WHAT YOU ARE ASKED TO DO =
In the records below, find each line with the word "chat" and copy it.
== Segment start ==
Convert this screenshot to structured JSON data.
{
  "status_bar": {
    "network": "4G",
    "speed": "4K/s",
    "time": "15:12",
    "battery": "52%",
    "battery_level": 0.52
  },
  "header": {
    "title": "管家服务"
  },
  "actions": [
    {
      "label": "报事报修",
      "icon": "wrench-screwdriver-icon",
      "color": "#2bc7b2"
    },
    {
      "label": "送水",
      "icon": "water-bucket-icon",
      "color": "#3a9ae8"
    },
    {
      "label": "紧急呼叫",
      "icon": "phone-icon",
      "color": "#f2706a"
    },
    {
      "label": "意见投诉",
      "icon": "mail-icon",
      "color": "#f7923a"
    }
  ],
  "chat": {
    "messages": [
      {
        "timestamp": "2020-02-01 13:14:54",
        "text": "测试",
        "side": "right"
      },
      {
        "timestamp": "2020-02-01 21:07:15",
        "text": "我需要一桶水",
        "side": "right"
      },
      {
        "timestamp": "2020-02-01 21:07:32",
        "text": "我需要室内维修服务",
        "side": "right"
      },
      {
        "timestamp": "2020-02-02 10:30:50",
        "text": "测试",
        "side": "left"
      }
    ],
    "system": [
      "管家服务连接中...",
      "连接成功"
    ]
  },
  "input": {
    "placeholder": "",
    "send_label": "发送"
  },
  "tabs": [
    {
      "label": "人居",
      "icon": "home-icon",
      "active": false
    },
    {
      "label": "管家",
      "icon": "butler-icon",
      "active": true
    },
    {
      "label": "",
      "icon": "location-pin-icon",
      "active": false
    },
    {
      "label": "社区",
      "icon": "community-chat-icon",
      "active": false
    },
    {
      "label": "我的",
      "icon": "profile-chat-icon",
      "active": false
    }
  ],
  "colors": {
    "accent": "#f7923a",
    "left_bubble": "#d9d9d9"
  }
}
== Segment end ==
TASK ANSWER =
  "chat": {
      "icon": "community-chat-icon",
      "icon": "profile-chat-icon",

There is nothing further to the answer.